Huge green and purple fins shade the glass facades of this children's hospital in Brisbane, designed to match the colouring of native Bougainvillea plants (+ slideshow).
Architecture firms Lyons and Conrad Gargett describe the design concept for the Lady Cilento Children's Hospital as "the idea of a living tree", with plant-inspired cladding, wildlife-themed artworks and a network of spaces based on trunks and branches.
Keen to avoid the conventional model of podium and tower, the architects designed a 12-storey building featuring two generous atriums, numerous double-height spaces, and a series of roof terraces, developed through workshops with the hospital's users and stakeholders.
"Design work began with research into the genealogy and typology of the contemporary hospital," said Lyons, whose past projects include a medical school in Tasmania and a scale-covered university building in Melbourne.
"We studied hospitals from the 1980s through to the present day and saw these as being largely functionally driven and medico-centric in their planning", the studio told Dezeen.
"The Queensland project was an opportunity to contest these prevailing paradigms; to radically rethink both the care model and the way in which the building might contribute to the city as a civic marker and as a touchstone for the Brisbane community".
The two atriums, thought of as the tree trunks, help visitors and staff to easily navigate the paediatric facility. These connect up with the various double-height department spaces – the branches – that extend beyond the facade to form balconies.
"The branch spaces extend beyond the street lines to form a series of framing portals and external balconies where users can view the city," said Lyons.
"Each branch is oriented toward a key landmark in the surrounding city – to the high rise buildings of central Brisbane, to the adjacent parklands, to the distant mountains and to the Brisbane River."
The green and purple fins shade the building's glazed exterior from direct sunlight, while the recessed ground-level walls are fronted by zigzagging brown columns, reminiscent of logs.
The same colour palette continues through the interior, where wall imagery and sculptures feature parrots, butterflies, beetles and insects. Lyons thought these would provide engaging distractions for the hospital's youngest patients.

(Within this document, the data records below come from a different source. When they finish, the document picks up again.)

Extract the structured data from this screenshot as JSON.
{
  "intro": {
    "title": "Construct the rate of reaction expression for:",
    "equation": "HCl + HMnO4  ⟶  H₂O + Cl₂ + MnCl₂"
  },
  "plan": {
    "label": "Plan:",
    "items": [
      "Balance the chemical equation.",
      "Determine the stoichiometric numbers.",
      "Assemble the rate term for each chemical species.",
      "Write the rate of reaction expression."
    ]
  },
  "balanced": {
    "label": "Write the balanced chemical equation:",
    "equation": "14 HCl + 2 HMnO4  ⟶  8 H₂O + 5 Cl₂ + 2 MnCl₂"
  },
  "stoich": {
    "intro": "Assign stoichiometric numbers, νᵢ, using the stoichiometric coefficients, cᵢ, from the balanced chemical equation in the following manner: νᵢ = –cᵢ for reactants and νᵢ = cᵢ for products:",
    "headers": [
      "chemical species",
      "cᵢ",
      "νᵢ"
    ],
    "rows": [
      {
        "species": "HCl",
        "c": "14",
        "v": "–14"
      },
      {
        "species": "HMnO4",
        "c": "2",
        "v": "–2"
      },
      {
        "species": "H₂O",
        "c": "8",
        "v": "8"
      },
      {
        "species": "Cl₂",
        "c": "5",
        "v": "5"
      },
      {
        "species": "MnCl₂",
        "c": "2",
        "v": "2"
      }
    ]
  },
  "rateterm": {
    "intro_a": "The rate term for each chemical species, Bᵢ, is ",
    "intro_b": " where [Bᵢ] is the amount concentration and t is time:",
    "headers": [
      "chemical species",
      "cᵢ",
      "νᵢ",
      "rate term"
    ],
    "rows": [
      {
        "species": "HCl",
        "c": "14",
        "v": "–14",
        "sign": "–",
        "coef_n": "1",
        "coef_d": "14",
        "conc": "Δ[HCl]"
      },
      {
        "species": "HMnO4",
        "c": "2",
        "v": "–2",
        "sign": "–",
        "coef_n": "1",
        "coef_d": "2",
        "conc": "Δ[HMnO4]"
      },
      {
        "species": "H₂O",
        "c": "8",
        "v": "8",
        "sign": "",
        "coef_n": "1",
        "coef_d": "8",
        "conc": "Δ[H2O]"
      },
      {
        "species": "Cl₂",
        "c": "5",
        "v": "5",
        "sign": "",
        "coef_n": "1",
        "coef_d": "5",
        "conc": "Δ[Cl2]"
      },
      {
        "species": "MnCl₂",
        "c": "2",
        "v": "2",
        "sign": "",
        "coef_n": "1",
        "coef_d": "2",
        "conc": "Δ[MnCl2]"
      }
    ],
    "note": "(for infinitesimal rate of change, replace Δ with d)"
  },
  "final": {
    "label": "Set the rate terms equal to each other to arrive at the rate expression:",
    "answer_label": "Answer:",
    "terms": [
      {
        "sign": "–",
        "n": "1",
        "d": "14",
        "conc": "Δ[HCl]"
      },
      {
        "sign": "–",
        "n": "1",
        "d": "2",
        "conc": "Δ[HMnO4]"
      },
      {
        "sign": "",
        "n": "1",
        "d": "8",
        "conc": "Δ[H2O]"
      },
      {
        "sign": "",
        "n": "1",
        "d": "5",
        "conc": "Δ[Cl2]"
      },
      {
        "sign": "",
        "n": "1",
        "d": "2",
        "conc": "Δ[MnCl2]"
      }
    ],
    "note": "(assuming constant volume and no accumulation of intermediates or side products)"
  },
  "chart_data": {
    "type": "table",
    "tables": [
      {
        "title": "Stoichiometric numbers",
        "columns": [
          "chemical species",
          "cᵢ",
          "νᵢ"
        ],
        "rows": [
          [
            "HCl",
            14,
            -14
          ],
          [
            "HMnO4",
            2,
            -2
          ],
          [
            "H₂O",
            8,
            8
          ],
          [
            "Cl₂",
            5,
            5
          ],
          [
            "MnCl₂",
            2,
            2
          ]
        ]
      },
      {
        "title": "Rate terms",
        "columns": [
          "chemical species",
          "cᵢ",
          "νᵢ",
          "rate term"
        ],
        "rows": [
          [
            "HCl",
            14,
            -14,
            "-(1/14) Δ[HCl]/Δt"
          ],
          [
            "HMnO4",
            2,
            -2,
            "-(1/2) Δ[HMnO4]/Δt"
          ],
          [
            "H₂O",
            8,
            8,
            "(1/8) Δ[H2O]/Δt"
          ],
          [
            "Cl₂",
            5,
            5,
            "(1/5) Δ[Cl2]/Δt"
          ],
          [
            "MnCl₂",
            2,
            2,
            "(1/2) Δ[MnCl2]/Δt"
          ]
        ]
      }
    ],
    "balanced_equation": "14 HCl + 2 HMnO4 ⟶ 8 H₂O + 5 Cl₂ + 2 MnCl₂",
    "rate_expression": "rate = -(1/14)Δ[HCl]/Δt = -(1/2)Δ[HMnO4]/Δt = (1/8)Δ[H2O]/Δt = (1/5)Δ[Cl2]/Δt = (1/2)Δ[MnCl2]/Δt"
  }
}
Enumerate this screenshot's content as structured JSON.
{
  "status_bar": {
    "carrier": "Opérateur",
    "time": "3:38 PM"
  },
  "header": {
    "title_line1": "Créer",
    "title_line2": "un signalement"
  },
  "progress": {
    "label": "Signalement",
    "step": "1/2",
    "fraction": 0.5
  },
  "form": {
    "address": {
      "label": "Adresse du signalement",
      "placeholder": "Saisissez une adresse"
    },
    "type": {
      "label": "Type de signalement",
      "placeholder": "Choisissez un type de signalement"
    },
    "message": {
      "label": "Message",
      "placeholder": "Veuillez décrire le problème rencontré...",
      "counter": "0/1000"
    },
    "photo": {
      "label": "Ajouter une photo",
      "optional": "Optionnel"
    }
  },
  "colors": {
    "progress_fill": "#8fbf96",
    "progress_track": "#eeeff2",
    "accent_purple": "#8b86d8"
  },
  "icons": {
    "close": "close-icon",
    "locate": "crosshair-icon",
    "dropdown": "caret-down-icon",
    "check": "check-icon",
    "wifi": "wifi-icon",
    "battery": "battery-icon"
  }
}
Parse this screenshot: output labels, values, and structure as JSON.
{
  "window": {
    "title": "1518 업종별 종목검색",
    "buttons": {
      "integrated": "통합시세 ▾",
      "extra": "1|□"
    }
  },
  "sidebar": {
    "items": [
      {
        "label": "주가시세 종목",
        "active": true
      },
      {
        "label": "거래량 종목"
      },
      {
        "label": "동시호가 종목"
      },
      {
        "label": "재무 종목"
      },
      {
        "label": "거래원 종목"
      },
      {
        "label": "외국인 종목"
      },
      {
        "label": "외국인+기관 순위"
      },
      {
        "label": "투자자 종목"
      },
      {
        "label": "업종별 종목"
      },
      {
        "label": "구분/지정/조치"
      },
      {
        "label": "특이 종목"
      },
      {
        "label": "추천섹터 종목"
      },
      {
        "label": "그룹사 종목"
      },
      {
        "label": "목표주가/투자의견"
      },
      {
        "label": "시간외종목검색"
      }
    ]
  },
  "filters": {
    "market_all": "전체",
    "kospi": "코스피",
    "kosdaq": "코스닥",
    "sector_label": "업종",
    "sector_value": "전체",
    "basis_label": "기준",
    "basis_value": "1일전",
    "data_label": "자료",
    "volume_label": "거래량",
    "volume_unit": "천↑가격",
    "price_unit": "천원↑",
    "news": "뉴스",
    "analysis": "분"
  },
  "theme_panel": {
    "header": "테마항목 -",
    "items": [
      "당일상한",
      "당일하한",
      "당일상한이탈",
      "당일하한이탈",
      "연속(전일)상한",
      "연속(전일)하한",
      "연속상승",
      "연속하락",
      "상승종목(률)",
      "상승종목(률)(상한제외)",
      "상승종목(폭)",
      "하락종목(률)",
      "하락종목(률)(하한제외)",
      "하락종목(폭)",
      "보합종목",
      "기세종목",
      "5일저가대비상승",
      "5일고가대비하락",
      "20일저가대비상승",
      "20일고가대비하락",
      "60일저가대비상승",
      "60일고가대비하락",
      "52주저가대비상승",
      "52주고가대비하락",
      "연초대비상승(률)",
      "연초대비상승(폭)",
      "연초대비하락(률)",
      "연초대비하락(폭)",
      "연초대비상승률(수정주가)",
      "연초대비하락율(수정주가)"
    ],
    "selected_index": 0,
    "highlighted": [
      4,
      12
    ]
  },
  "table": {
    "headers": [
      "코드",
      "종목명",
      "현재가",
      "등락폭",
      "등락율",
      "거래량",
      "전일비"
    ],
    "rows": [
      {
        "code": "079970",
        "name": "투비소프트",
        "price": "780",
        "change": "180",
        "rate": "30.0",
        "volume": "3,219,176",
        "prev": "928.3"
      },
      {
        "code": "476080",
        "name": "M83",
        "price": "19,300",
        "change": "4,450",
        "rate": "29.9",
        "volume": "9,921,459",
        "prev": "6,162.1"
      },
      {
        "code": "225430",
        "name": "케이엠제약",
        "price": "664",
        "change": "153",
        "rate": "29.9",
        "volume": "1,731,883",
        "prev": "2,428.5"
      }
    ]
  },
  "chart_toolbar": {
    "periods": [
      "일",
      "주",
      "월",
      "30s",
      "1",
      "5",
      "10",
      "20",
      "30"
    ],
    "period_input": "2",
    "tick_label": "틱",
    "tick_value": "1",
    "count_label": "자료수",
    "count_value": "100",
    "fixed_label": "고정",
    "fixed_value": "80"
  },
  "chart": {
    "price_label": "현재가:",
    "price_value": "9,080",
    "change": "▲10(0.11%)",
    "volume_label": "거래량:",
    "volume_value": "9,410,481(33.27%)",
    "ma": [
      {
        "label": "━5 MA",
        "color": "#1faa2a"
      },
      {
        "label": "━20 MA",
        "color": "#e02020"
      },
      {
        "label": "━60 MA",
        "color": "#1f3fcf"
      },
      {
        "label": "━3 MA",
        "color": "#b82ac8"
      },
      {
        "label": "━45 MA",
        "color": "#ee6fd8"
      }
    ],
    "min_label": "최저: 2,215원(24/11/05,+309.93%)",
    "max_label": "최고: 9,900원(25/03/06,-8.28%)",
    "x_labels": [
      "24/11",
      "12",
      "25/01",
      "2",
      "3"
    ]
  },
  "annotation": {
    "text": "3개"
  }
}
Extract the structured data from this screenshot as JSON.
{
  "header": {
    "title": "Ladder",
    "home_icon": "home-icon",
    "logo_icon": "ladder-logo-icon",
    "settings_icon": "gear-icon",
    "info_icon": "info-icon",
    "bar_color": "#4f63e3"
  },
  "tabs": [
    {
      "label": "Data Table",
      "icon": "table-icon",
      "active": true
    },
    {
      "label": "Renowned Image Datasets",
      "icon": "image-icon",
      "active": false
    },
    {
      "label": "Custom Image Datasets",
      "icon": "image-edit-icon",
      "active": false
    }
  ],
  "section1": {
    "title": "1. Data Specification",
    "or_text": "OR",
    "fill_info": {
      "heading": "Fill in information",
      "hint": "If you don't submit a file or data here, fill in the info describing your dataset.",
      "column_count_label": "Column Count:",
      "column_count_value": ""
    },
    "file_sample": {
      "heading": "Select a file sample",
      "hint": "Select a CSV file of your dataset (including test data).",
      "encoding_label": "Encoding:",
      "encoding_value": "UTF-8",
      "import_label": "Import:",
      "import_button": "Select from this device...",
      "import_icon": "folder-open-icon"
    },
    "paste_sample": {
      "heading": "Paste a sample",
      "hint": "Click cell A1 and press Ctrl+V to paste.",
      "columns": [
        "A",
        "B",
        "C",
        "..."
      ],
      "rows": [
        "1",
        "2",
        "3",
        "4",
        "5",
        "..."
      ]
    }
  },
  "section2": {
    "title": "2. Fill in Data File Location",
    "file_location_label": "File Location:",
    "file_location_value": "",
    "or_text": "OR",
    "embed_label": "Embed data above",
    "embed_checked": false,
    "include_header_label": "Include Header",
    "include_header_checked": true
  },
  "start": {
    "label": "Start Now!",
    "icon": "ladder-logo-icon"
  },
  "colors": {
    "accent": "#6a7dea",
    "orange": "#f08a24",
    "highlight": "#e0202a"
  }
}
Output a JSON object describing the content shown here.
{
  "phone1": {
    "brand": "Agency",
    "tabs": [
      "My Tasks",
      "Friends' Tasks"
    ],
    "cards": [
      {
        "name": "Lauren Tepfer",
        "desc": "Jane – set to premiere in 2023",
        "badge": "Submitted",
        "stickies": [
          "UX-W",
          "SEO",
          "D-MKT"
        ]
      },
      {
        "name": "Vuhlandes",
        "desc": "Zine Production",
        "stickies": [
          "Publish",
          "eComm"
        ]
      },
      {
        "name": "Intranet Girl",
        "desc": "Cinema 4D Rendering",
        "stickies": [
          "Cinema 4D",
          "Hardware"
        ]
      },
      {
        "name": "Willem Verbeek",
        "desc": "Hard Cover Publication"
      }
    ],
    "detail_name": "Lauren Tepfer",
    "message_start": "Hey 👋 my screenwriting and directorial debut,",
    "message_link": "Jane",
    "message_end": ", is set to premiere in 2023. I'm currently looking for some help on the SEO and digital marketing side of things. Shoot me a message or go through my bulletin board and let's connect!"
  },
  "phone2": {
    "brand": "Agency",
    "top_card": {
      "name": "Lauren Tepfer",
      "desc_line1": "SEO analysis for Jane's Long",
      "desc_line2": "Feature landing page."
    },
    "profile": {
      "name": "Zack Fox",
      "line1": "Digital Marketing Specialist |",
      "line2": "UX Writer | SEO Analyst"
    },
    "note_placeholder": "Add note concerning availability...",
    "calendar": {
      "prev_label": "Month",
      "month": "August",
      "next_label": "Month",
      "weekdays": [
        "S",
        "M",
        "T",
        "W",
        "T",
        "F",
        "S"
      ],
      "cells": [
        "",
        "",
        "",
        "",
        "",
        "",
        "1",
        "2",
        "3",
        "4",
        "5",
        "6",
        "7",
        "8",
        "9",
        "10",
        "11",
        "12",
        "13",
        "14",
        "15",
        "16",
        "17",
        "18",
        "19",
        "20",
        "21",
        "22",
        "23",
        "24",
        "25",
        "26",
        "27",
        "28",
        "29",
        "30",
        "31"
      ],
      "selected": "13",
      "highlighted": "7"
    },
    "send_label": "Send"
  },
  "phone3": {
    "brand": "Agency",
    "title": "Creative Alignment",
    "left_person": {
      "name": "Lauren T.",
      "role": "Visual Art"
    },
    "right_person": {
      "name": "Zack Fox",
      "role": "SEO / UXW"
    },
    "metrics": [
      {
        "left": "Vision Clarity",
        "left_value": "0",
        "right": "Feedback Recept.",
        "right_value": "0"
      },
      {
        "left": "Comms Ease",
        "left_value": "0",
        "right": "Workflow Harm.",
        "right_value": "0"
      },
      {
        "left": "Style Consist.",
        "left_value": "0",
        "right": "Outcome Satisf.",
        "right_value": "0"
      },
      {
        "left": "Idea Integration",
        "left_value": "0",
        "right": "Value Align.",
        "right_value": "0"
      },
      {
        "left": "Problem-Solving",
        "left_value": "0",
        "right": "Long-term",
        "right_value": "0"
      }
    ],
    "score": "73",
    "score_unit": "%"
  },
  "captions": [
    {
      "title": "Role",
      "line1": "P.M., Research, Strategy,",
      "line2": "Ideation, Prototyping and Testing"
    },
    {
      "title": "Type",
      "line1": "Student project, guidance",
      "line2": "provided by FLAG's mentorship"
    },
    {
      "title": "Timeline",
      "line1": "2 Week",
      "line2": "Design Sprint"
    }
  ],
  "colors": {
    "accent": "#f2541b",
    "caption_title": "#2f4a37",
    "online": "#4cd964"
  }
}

Patios and gardens cover the building's roof, offering patients a place for recreation – an integral part of many rehabilitation programs.
Photography is by Dianna Snape.